    4 out of 5 stars
  • Parker
  • Largo, FL, USA
  • 06-19-05

Historically Relevant Adventure

My wife and I enjoyed the story and would recommend it .. however, the download package we obtained had three errors in it that were distracting. (a) One of the chapters was out of sequence (14 and 15 were swapped I think), (b) as one chapter ended, previous material reappeared and (c) a few minutes of material were left out in the climax of the last chapter. I hope audible will correct these errors .. I would still recommend the story despite these errors. I would place this just below the Lion of St. Mark for story telling, but their are a few more interesting ethical dilemas that the protagonist must sort out in this story... Also, while tragic in its telling of a British reversal.. the story does illustrate Keegan's thesis in the History of War that war is the clash between cultures. This story offers more to think about ... and provoked many conversations between my wife and I over British imperialism. Western culture seems to need a more serious re-examination today as unserious minds express themselves too frequently in the popular media of our times.

1 of 1 people found this review helpful

  • Overall
    3 out of 5 stars
  • Performance
    2 out of 5 stars
  • Story
    4 out of 5 stars

Confusion

GA Henry is a great author, and this book is a good one. However the reading is decent at best. Chapters 12 and 13 are mixed up I. The reading order.

  • Overall
    2 out of 5 stars
  • Performance
    4 out of 5 stars
  • Story
    5 out of 5 stars

great story, but out of order.

I enjoyed the story and narrator, but two of the chapters were flipped around so that chapter 13 came before chapter 12. Also, I think there is a section missing in the last chapter.

  • Overall
    1 out of 5 stars
  • Performance
    1 out of 5 stars
  • Story
    4 out of 5 stars

Not Recommended

This is not one of Henty's best stories, being a bit dull and repetitive and loaded with too much detail.

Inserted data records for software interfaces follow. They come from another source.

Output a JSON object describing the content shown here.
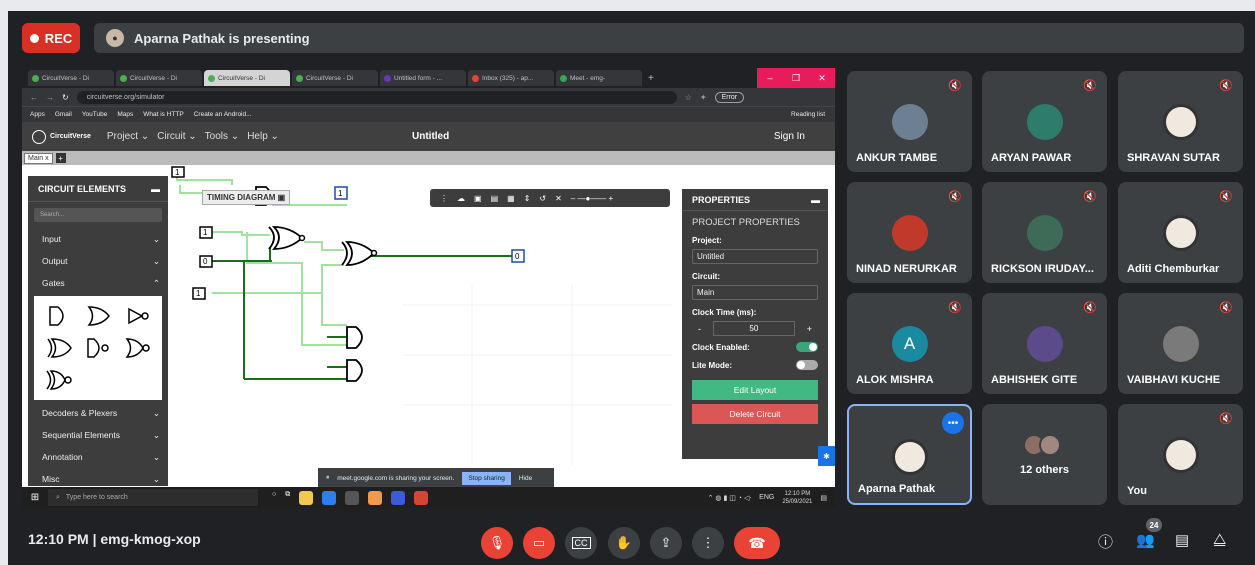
{
  "top": {
    "rec_label": "REC",
    "presenting": "Aparna Pathak is presenting"
  },
  "browser": {
    "tabs": [
      "CircuitVerse - Di",
      "CircuitVerse - Di",
      "CircuitVerse - Di",
      "CircuitVerse - Di",
      "Untitled form - ...",
      "Inbox (325) - ap...",
      "Meet - emg-"
    ],
    "active_tab": 2,
    "url": "circuitverse.org/simulator",
    "error_chip": "Error",
    "bookmarks": [
      "Apps",
      "Gmail",
      "YouTube",
      "Maps",
      "What is HTTP",
      "Create an Android..."
    ],
    "reading_list": "Reading list"
  },
  "circuitverse": {
    "logo": "CircuitVerse",
    "menus": [
      "Project",
      "Circuit",
      "Tools",
      "Help"
    ],
    "title": "Untitled",
    "sign_in": "Sign In",
    "tab": "Main"
  },
  "elements_panel": {
    "header": "CIRCUIT ELEMENTS",
    "search_placeholder": "Search...",
    "groups_top": [
      "Input",
      "Output",
      "Gates"
    ],
    "groups_bottom": [
      "Decoders & Plexers",
      "Sequential Elements",
      "Annotation",
      "Misc"
    ]
  },
  "timing_diagram": "TIMING DIAGRAM",
  "properties": {
    "header": "PROPERTIES",
    "subheader": "PROJECT PROPERTIES",
    "project_label": "Project:",
    "project_value": "Untitled",
    "circuit_label": "Circuit:",
    "circuit_value": "Main",
    "clock_label": "Clock Time (ms):",
    "clock_value": "50",
    "clock_enabled_label": "Clock Enabled:",
    "clock_enabled": true,
    "lite_mode_label": "Lite Mode:",
    "lite_mode": false,
    "edit_layout": "Edit Layout",
    "delete_circuit": "Delete Circuit"
  },
  "share_bar": {
    "text": "meet.google.com is sharing your screen.",
    "stop": "Stop sharing",
    "hide": "Hide"
  },
  "taskbar": {
    "search_placeholder": "Type here to search",
    "lang": "ENG",
    "time": "12:10 PM",
    "date": "25/09/2021"
  },
  "participants": [
    {
      "name": "ANKUR TAMBE",
      "muted": true
    },
    {
      "name": "ARYAN PAWAR",
      "muted": true
    },
    {
      "name": "SHRAVAN SUTAR",
      "muted": true
    },
    {
      "name": "NINAD NERURKAR",
      "muted": true
    },
    {
      "name": "RICKSON IRUDAY...",
      "muted": true
    },
    {
      "name": "Aditi Chemburkar",
      "muted": true
    },
    {
      "name": "ALOK MISHRA",
      "muted": true,
      "initial": "A"
    },
    {
      "name": "ABHISHEK GITE",
      "muted": true
    },
    {
      "name": "VAIBHAVI KUCHE",
      "muted": true
    },
    {
      "name": "Aparna Pathak",
      "muted": false
    },
    {
      "name": "12 others",
      "muted": false
    },
    {
      "name": "You",
      "muted": true
    }
  ],
  "bottom": {
    "time_code": "12:10 PM  |  emg-kmog-xop",
    "people_count": "24"
  },
  "colors": {
    "rec_red": "#d93025",
    "meet_bg": "#202124",
    "tile_bg": "#3c4043",
    "active_border": "#8ab4f8",
    "hangup_red": "#ea4335",
    "edit_green": "#42b983",
    "delete_red": "#dc5656",
    "wire_dark": "#1b6e1b",
    "wire_light": "#9fe39f"
  }
}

That said, it would have been endurable had it not been wholly ruined by the poor production of the recording. The deadpan and dispassionate inflection of the narrator made it impossible to maintain an interest in an already slow narrative. His too common confusion of the name of the main character, Angus, with Agnes was exceedingly irksome. Most annoying, however was the fact that the story was read out of order separating events in the narrative that happened successively with events that came later and repeating portions that had had already been read. If you want to read this book make sure you have a hearty interest in the historical context and choose a different version.

  • Overall
    2 out of 5 stars
  • Performance
    5 out of 5 stars
  • Story
    4 out of 5 stars

Bad audio files

What would have made To Herat and Cabul better?

The audio files for chapter 12 and chapter 13 are flip-flopped. A couple pages worth of audio file is missing from the last chapter.

What did you like best about this story?

I have always loved G.A. Henty. His portrayal of history is always interesting, and while his fiction is fairly repetitive from book to book, it is a story I enjoy. I would especially recommend this story to anyone who wants to hear about the evils of indecision in military leadership.

What does Stuart Langton bring to the story that you wouldn’t experience if you just read the book?

The reader does not put much emotion into his words. Instead, his reading style lends itself to a more formal telling of epic histories or high fantasy in much the same way that I would envision the ancient bards telling their stories.

  • Overall
    1 out of 5 stars

Not his best

This one was a hard one to get through. The narrator does a good job but the content is so detailed and tedious that I had to force myself to finish. The audiofiles are messed up in two places also. I would NOT recommend this book unless you really really like military history and particularly military history in Afganistan, persia, and the area.

1 of 2 people found this review helpful

  • Overall
    3 out of 5 stars
  • Fred
  • San Francisco, CA, USA
  • 12-14-04

History Repeats Itself

I found the book interesting in light of our present circumstance. It was not however a must read or a "book" I could not put down. I am glad I listened to it but would not give it a rave review.